Offering PBMs a cut of the savings would make sense if they were effectively lowering the costs of medicines. But, the opposite appears to be happening due to PBMs control of the formularies (or lists of approved drugs) that payers use to decide which medicines are covered by insurance, and which medicines are not.
Leveraging this control of the formularies, PBMs, to a large extent, dictate the medicines patients can receive. Medicines in tier 1 of the formulary are generally covered; medicines in the other tiers are either more difficult to obtain, or are simply not covered. Most people have experienced, or know someone who has experienced, the consequences from this control – a patient cannot take the medicine prescribed by his or her doctor because the insurance does not cover it.
Manufacturers fear this coverage gap as well. Consequently, it is imperative for them to ensure that their medicines are listed in the first tier of the formulary; otherwise, sales will suffer. Since medicines are included in the first tier, in part, based on the size of the discounts offered by manufacturers, manufacturers are incented to offer the highest possible discounts on their medicines.
The capital costs of developing the medicine and the manufacturing costs of producing the medicine are not impacted by these pricing schemes, however. Therefore, large discounts can only occur when the list prices grow faster than otherwise, enabling larger discounts that bring the price of the medicine back to the intended transactions price.
PBMs encourage this convoluted scheme because they receive a share of the concession given up by the pharmaceutical industry. Put differently, PBMs receive more money due to the combination of high pharmaceutical list prices, offset by large discounts and rebates that lower the effective transactions prices. Some manufacturers also benefit by getting their products into first tier of the formulary, and thus able to sell their medicines. But, the health care system, overall, is less efficient.
For many manufacturers of lower-priced alternatives, they cannot sell their products at a cheap enough price to offset the revenues the complicated discounting scheme provides the PBMs and insurance companies. Thus, lower priced medicines (particularly for biosimilar medicines) are underperforming their potential.

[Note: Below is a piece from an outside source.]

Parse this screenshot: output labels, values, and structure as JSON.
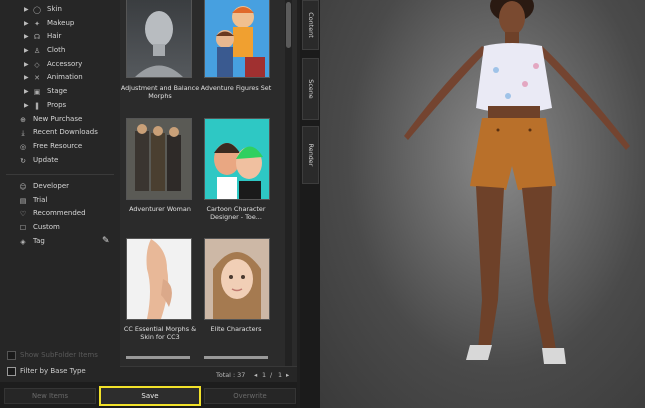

Patients suffer in several ways. Financially, because their costs are based on these higher list prices, not the actual transactions prices, their costs are higher. Patients without insurance face even higher costs because they must purchase the medicines at the inflated list prices (uninsured patients do not have PBMs working on their behalf). Patient access to the clinically most effective medicine is also compromised, impacting their quality of care.
There are even more costs, however. Employers, and the government (both federal and state) suffer because they do not receive the full value of the discount, causing their costs to be higher than necessary.
These problems are then compounded because the rigidity created by the formulary tiers leads to volume-based discounts and exclusionary contracts that further lock-in the higher-priced medicines to the detriment of other competitive offerings.
The evolution of the current system demonstrates that complicated regulatory structures create overly-rigid market structures that lead to large, yet unintended, costs on the health care system. Effectively reforming this system should avoid layering on more complications in the vein hope that this Rube Goldberg can work.
Instead, the best way to reduce these unintended costs is to empower a vibrant competitive pharmaceutical market that: promotes more transparent pricing; empowers health professionals and patients to decide which medicines should be prescribed; and, incents manufacturers to offer patients a wider array of medicines, at lower costs.